So “this time of year I think it’s OK to be a little boring in these moments,” Pace said, laughing.

 

 

A “ceiling” guy

 

NFL personnel execs loosely fall along two general lines: the ones who gamble on a player’s upside (his “ceiling”) and those who factor in a bigger safety component in evaluating a prospect (his “floor”). And obviously there are similar elements in most execs.

 

Jerry Angelo was a “floor guy,” wanting to minimize the risk in a No. 1 pick even if it meant doing without a little upside. Pace is more “ceiling guy,” inclined to gamble more on projection, what a player could become. That was apparent even in some of his free-agent signings. Quarterback Mike Glennon was signed for his upside. So was tight end Trey Burton this year.

 

Now consider his high draft picks:

 

Wide receiver Kevin White, one huge (109 rec., 10 TD’s) college season, taken No. 7 overall.

 

Edge rusher Leonard Floyd –  productive all-around player at Georgia but a too-light 231 pounds. Trade up from 11th to 9th.

 

Trubisky – one good college season, 13 starts, 68% completions, 30 TD/6 INT. Trade up from 3rd to 2nd to select.

 

Tight end Adam Shaheen – small-college product, never faced top competition, taken 2nd round.

 

“You see a lot of physical traits and talent, and you're projecting how much better they can get,” said Pace, who characterized himself as both a ceiling and floor guy. “That's part of the art of doing this. I think a lot of that goes into the work by all of us — by our scouts and our coaches — and also knowing the football makeup they have. We talk about the desire to get better, their passion and their love for the game.

 

“If they have all the physical traits but they don't have that desire, then it might not work. But if they do have that desire, they do have that passion, those are the kinds of players we want because we have more faith they'll improve.”

 

 

Creative flex

 

The Bears have bordered on stodgy too many drafts. Contrasted to that, Pace’s draft aggressiveness has been amply chronicled. Pace has made seven draft day trades, four in 2016 and three last season. Pace’s four trades during the 2016 draft were the most by the team since 2000.

 

Pace traded up in each of the last two drafts to select clearly targeted players. The Bears hadn’t made a deal involving their first-round picks since giving away two of them in a trade for Jay Cutler in 2009. More noteworthy, the Bears before Pace had rarely made a move UP in a first round and in fact were far more inclined to trade out of their No. 1 slots.

 

Not necessarily to be viewed as organizational timidity, but besides the Cutler trade, they’d given Buffalo their No. 1 in 2006, going all the way out of the first round.

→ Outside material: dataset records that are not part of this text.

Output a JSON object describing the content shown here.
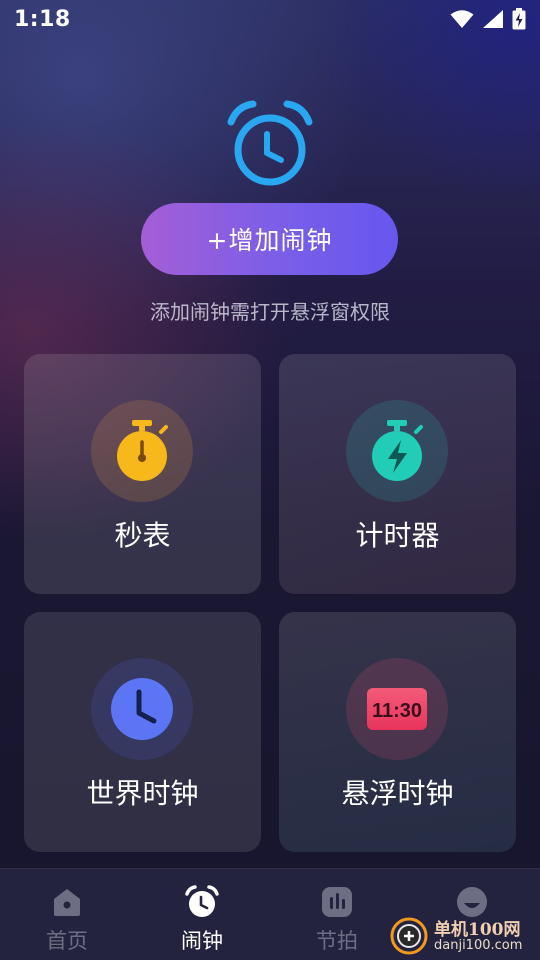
{
  "status_bar": {
    "time": "1:18",
    "icons": [
      "wifi-icon",
      "cellular-signal-icon",
      "battery-charging-icon"
    ]
  },
  "hero": {
    "icon": "alarm-clock-icon",
    "icon_color": "#29a7f0",
    "add_alarm_label": "+增加闹钟",
    "permission_hint": "添加闹钟需打开悬浮窗权限"
  },
  "tiles": [
    {
      "label": "秒表",
      "icon": "stopwatch-icon",
      "icon_color": "#f6b81a"
    },
    {
      "label": "计时器",
      "icon": "timer-bolt-icon",
      "icon_color": "#21cdb7"
    },
    {
      "label": "世界时钟",
      "icon": "world-clock-icon",
      "icon_color": "#5b75f5"
    },
    {
      "label": "悬浮时钟",
      "icon": "floating-clock-icon",
      "icon_color": "#f0466c",
      "icon_text": "11:30"
    }
  ],
  "bottom_nav": {
    "items": [
      {
        "label": "首页",
        "icon": "home-icon",
        "active": false
      },
      {
        "label": "闹钟",
        "icon": "alarm-clock-icon",
        "active": true
      },
      {
        "label": "节拍",
        "icon": "metronome-icon",
        "active": false
      },
      {
        "label": "",
        "icon": "profile-icon",
        "active": false
      }
    ]
  },
  "watermark": {
    "line1": "单机100网",
    "line2": "danji100.com"
  }
}
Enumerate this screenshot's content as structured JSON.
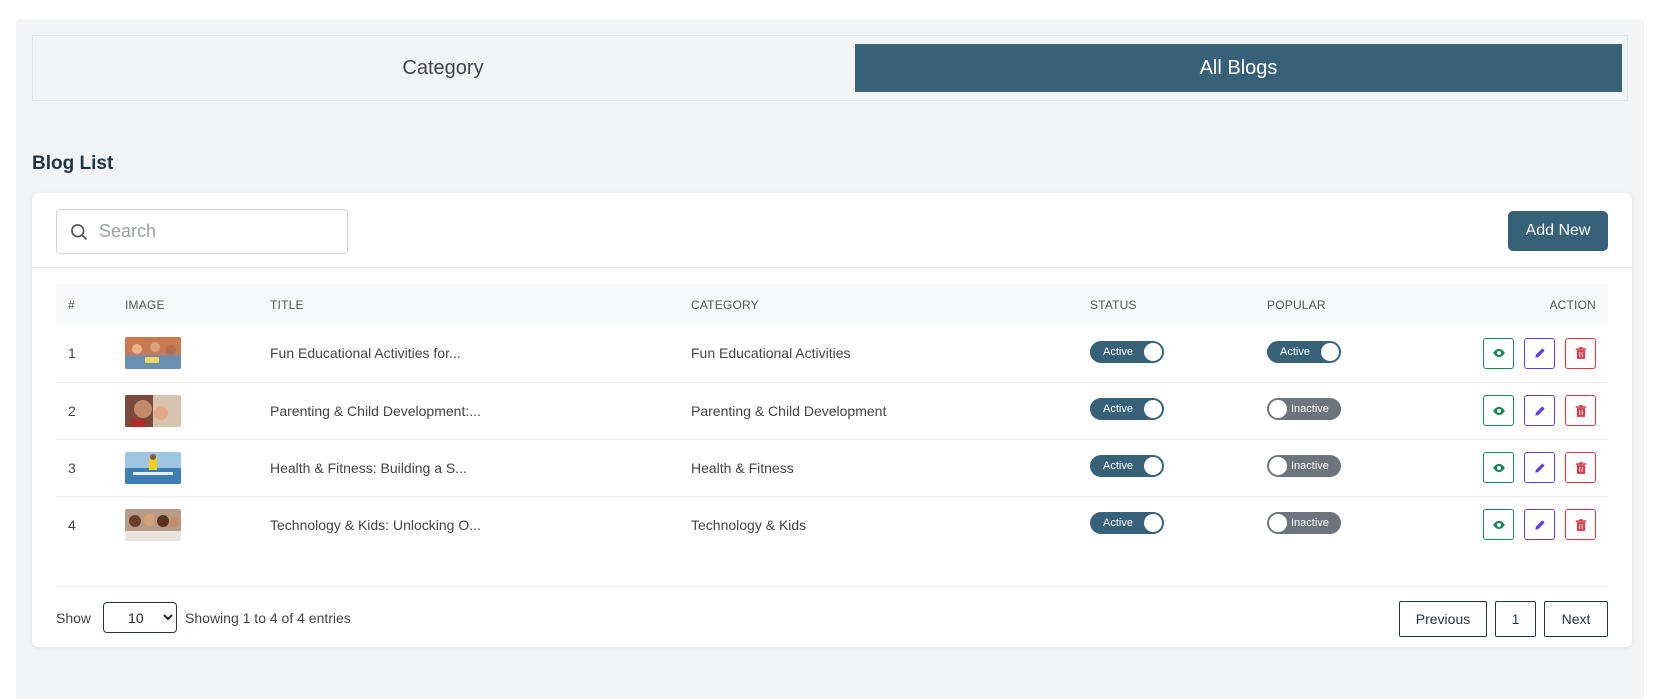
{
  "tabs": [
    {
      "label": "Category"
    },
    {
      "label": "All Blogs"
    }
  ],
  "section_title": "Blog List",
  "search": {
    "placeholder": "Search",
    "value": ""
  },
  "add_button": "Add New",
  "table": {
    "headers": [
      "#",
      "IMAGE",
      "TITLE",
      "CATEGORY",
      "STATUS",
      "POPULAR",
      "ACTION"
    ],
    "rows": [
      {
        "num": "1",
        "title": "Fun Educational Activities for...",
        "category": "Fun Educational Activities",
        "status": "Active",
        "popular": "Active"
      },
      {
        "num": "2",
        "title": "Parenting & Child Development:...",
        "category": "Parenting & Child Development",
        "status": "Active",
        "popular": "Inactive"
      },
      {
        "num": "3",
        "title": "Health & Fitness: Building a S...",
        "category": "Health & Fitness",
        "status": "Active",
        "popular": "Inactive"
      },
      {
        "num": "4",
        "title": "Technology & Kids: Unlocking O...",
        "category": "Technology & Kids",
        "status": "Active",
        "popular": "Inactive"
      }
    ]
  },
  "footer": {
    "show_label": "Show",
    "page_size": "10",
    "entries_text": "Showing 1 to 4 of 4 entries"
  },
  "pagination": {
    "previous": "Previous",
    "current": "1",
    "next": "Next"
  },
  "colors": {
    "primary": "#376079",
    "view": "#198754",
    "edit": "#5a3ff0",
    "delete": "#dc3545"
  }
}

They’d traded out of No. 4-overall in 2003, down to 14 and 22. They gave away their 1997 No. 1 in a trade for Rick Mirer.

 

Pace doesn’t shrink from the moment. "When we identify a guy that we like, and there's a unified vision in the building on a player that we want,” he said, “I don't think we're ever afraid to go up and get that guy."

 

But he also traded down in second rounds of each of the last two drafts. He in fact traded down twice in the 2016 second round, adding picks each time and still winding up with rookie O-line starter Cody Whitehair. Pace's second-round picks (Whitehair, nose tackle Eddie Goldman) have been better than his No. 1’s.

 

“In this [GM] chair, you're taking a lot of information,” Pace said. “We can have 10 to 12 reports on one player. You're taking all that information in. I have a really good feel now for, like, ‘OK, this coach or this scout's kind of a high grader; this guy's a low grader,’ taking it all in.

 

“Being aggressive when you need to be aggressive. Make a move if you need to make a move. And that can go the other way, too. The last two years, we've traded back in the second round and accumulated some more picks. That helped us a lot last year getting some good players. So, I think not being afraid to move around in the draft and use that to your advantage.”